“Listen, Zusya,” he exclaimed.  “Listen to that bird sing!”


The king opened the door a little wider.  A few more birds flew out and they, too, began to sing.  Then the king opened the aviary all the way.  When the birds were free, the palace was filled with singing, lovelier than any music that he or his father or his father’s father had ever heard in their lives.


The king looked up at the sky in all directions as far as he could see.  He watched the birds take wing and fly.  “My birds,” he cried.  “My precious birds.”


          Eagle and egret, linnet, and loon . . .

          Sparrow, canary, cardinal, tern . . .

          Oriole, whippoorwill, nightingale, gull . . .

          Raven and falcon, plover, and dove . . .”


He gathered a few feathers that had fallen to the ground.  “To remember my beautiful birds,” he said sadly to Zusya.


Some birds did fly away.  But some birds stayed.  And when birds in other countries heard about the king who let his birds roam free, they came to settle in his kingdom.  In time, there were so many birds and so much singing that the country became known as the Kingdom of Singing Birds.


And Zusya?  He used his reward wisely to help the poor people in his village.  Often he was invited to the palace as the king’s special advisor.  And whenever Zusya visited, he traveled a different road so he could see new places and learn new thing along the way.


That is the story written by Miriam Aroner and illustrated by Shelly Haas, creators of this book, published 20 years ago by Kar-Ben Copies of Rockville, Maryland.


As I think you know, I especially love teaching stories.  So what is the moral of this story?  What does it mean?  I believe it teaches that we can either hold on to things, or else we can hear them sing.  But we cannot do both, because only the free can joyfully sing. 


This is not a lesson just for children.  What if all the leaders of those countries which still enslave their people understood this book?  What if all those kings and dictators in the Middle East and in Africa and in Asia and elsewhere read this book and realized that if you want your people to be creative and happy, energetic and productive, you have to set them free.


What if every parent who tries to hold on to and control their children read this book and learned that if you want your children to love you by choice – and not out of fear – that you have to let them go to try their wings; you have to let them fly.  Otherwise, they will never sing.

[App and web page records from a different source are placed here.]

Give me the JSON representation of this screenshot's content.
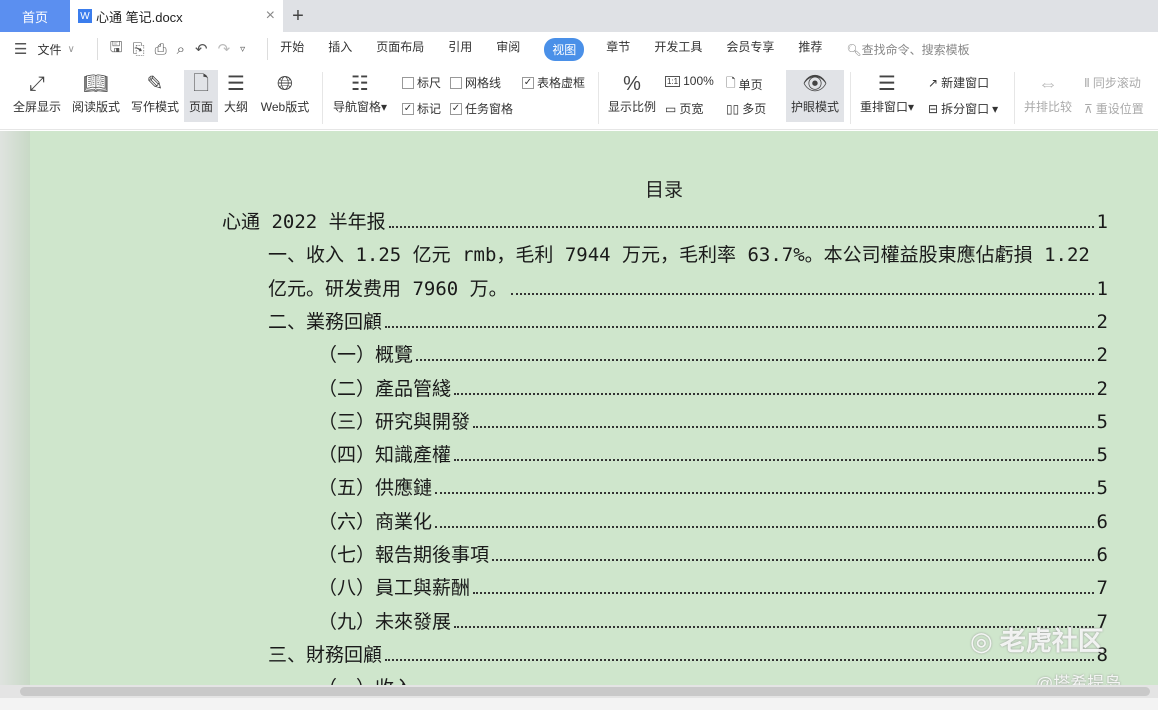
{
  "tabs": {
    "home": "首页",
    "doc": "心通 笔记.docx",
    "doc_icon": "W",
    "close": "×",
    "new": "+"
  },
  "menu": {
    "file": "文件",
    "items": [
      "开始",
      "插入",
      "页面布局",
      "引用",
      "审阅",
      "视图",
      "章节",
      "开发工具",
      "会员专享",
      "推荐"
    ],
    "active_index": 5,
    "search": "查找命令、搜索模板"
  },
  "ribbon": {
    "fullscreen": "全屏显示",
    "read": "阅读版式",
    "write": "写作模式",
    "page": "页面",
    "outline": "大纲",
    "web": "Web版式",
    "nav": "导航窗格",
    "ruler": "标尺",
    "grid": "网格线",
    "table_frame": "表格虚框",
    "mark": "标记",
    "task_pane": "任务窗格",
    "zoom_ratio": "显示比例",
    "zoom100": "100%",
    "page_width": "页宽",
    "single": "单页",
    "multi": "多页",
    "eye": "护眼模式",
    "arrange": "重排窗口",
    "new_window": "新建窗口",
    "split": "拆分窗口",
    "side_by_side": "并排比较",
    "sync_scroll": "同步滚动",
    "reset_pos": "重设位置",
    "checks": {
      "ruler": false,
      "grid": false,
      "table_frame": true,
      "mark": true,
      "task_pane": true
    }
  },
  "document": {
    "title": "目录",
    "entries": [
      {
        "text": "心通 2022 半年报",
        "page": "1",
        "level": 0
      },
      {
        "text": "一、收入 1.25 亿元 rmb，毛利 7944 万元，毛利率 63.7%。本公司權益股東應佔虧損 1.22",
        "page": "",
        "level": 1
      },
      {
        "text": "亿元。研发费用 7960 万。",
        "page": "1",
        "level": 1
      },
      {
        "text": "二、業務回顧",
        "page": "2",
        "level": 1
      },
      {
        "text": "（一）概覽",
        "page": "2",
        "level": 2
      },
      {
        "text": "（二）產品管綫",
        "page": "2",
        "level": 2
      },
      {
        "text": "（三）研究與開發",
        "page": "5",
        "level": 2
      },
      {
        "text": "（四）知識產權",
        "page": "5",
        "level": 2
      },
      {
        "text": "（五）供應鏈",
        "page": "5",
        "level": 2
      },
      {
        "text": "（六）商業化",
        "page": "6",
        "level": 2
      },
      {
        "text": "（七）報告期後事項",
        "page": "6",
        "level": 2
      },
      {
        "text": "（八）員工與薪酬",
        "page": "7",
        "level": 2
      },
      {
        "text": "（九）未來發展",
        "page": "7",
        "level": 2
      },
      {
        "text": "三、財務回顧",
        "page": "8",
        "level": 1
      },
      {
        "text": "（一）收入",
        "page": "",
        "level": 2
      }
    ]
  },
  "watermark": {
    "main": "老虎社区",
    "sub": "@塔希提岛"
  }
}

And what does this story have to do with this week’s Torah reading?  (I’m glad you asked.)  This week’s Torah portion includes one of the most famous verses in all of our Bible.  “Ukratem dror ba-aretz ulichol yoshveha – proclaim liberty throughout the land unto all the inhabitants thereof.” (Leviticus 25:10)  Everyone knows this line because it appears on the Liberty Bell in Philadelphia.

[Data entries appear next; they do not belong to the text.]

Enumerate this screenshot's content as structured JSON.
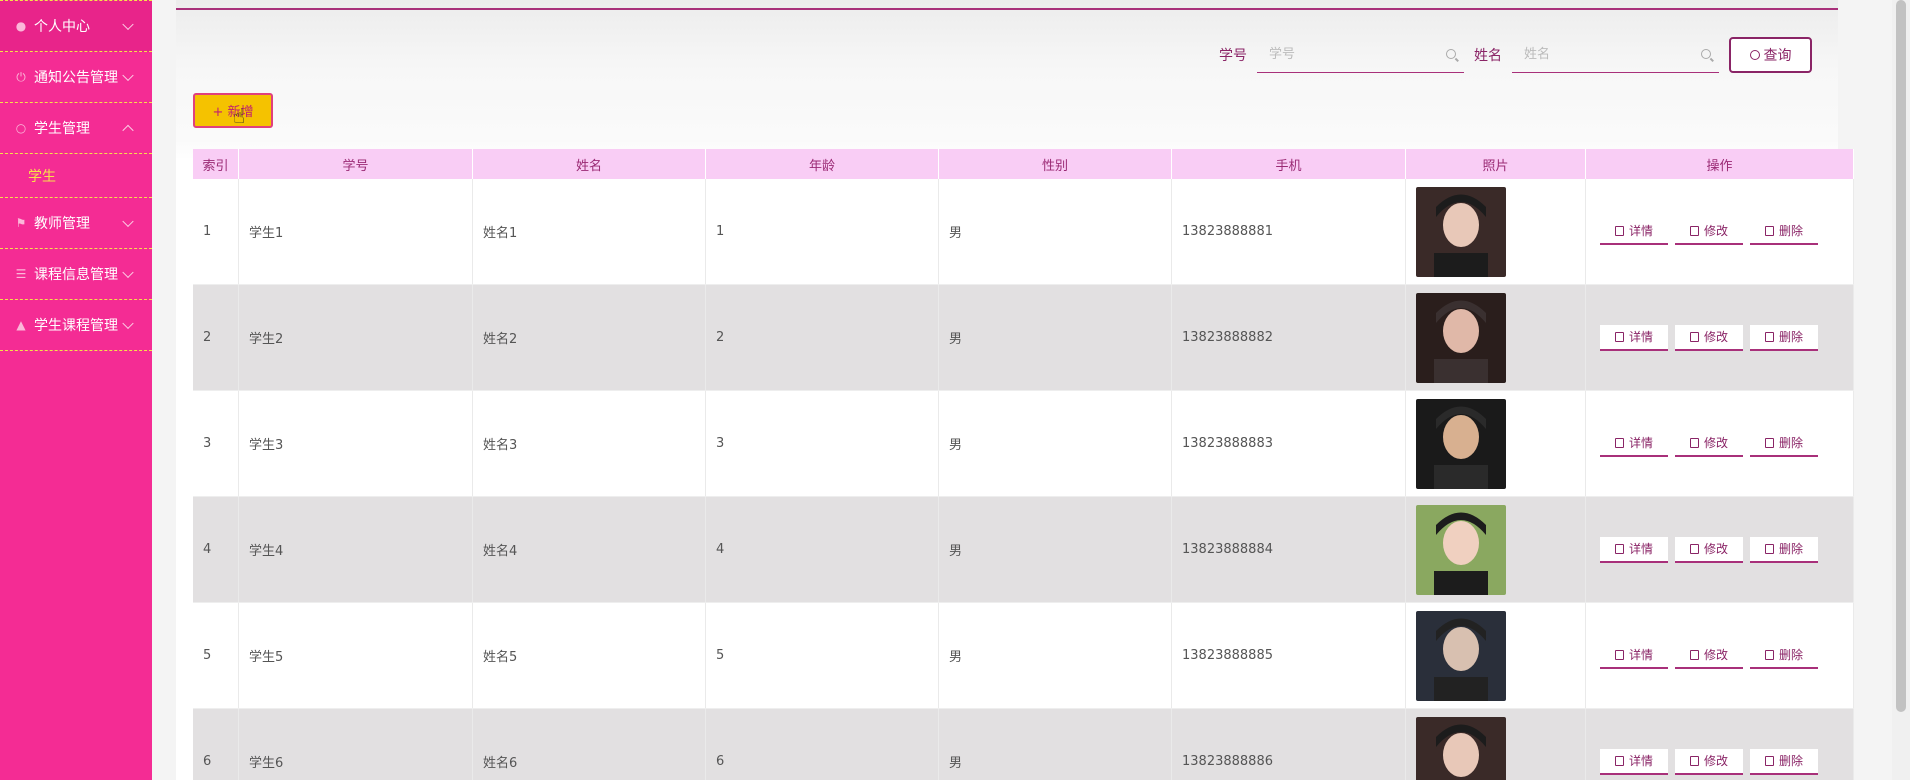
{
  "sidebar": {
    "items": [
      {
        "label": "个人中心",
        "icon": "user-icon",
        "expanded": false
      },
      {
        "label": "通知公告管理",
        "icon": "power-icon",
        "expanded": false
      },
      {
        "label": "学生管理",
        "icon": "compass-icon",
        "expanded": true
      },
      {
        "label": "教师管理",
        "icon": "flag-icon",
        "expanded": false
      },
      {
        "label": "课程信息管理",
        "icon": "list-icon",
        "expanded": false
      },
      {
        "label": "学生课程管理",
        "icon": "stamp-icon",
        "expanded": false
      }
    ],
    "sub_item": "学生"
  },
  "search": {
    "label1": "学号",
    "placeholder1": "学号",
    "label2": "姓名",
    "placeholder2": "姓名",
    "button": "查询"
  },
  "add_button": "+ 新增",
  "table": {
    "headers": [
      "索引",
      "学号",
      "姓名",
      "年龄",
      "性别",
      "手机",
      "照片",
      "操作"
    ],
    "ops": {
      "detail": "详情",
      "edit": "修改",
      "delete": "删除"
    },
    "rows": [
      {
        "index": "1",
        "sid": "学生1",
        "name": "姓名1",
        "age": "1",
        "gender": "男",
        "phone": "13823888881"
      },
      {
        "index": "2",
        "sid": "学生2",
        "name": "姓名2",
        "age": "2",
        "gender": "男",
        "phone": "13823888882"
      },
      {
        "index": "3",
        "sid": "学生3",
        "name": "姓名3",
        "age": "3",
        "gender": "男",
        "phone": "13823888883"
      },
      {
        "index": "4",
        "sid": "学生4",
        "name": "姓名4",
        "age": "4",
        "gender": "男",
        "phone": "13823888884"
      },
      {
        "index": "5",
        "sid": "学生5",
        "name": "姓名5",
        "age": "5",
        "gender": "男",
        "phone": "13823888885"
      },
      {
        "index": "6",
        "sid": "学生6",
        "name": "姓名6",
        "age": "6",
        "gender": "男",
        "phone": "13823888886"
      }
    ]
  },
  "colors": {
    "sidebar_bg": "#f42c94",
    "accent": "#8a2466",
    "header_bg": "#f9cdf5",
    "add_btn": "#f5c200"
  }
}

The question our sages ask is:  why does the Torah use the word dror?  There are lots of other Hebrew wordsfor “liberty.”  Why did the Torah writers choose the word dror?  As is often true in Jewish tradition, our sages offer  lots of different answers down through the centuries. 


I like the one by Rabbi Abraham Ibn Ezra who lived in Medieval Spain.  He says very simply:  “There was a bird whose name was Dror.  When they let this bird fly free, it sang.  When they locked it up in a cage, it fasted, withdrew, grew silent, and eventually it died.”


These are the words of Ibn Ezra in his commentary on this week’s Torah portion.  Now how that legend got to Ibn Ezra I don’t know.  And how it got from him, who lived in the Middle Ages, to the creators of this children’s book who live in the United States – I have no idea.  But this I do know.  When you get home this evening, if anyone asks you “what did the Rabbi speak about tonight?”  tell them that he told us that freedom is the will of God.


And if they ask you “how does the Rabbi know that?”  Tell them he said “a little birdie told me.” 


And then tell them that the Rabbi told us a story this evening and that it was a story that was not just for the birds.  It is a story from which all of us can and should learn an important lesson.  Amen




– I am indebted to Rabbi Jack Riemer for this message.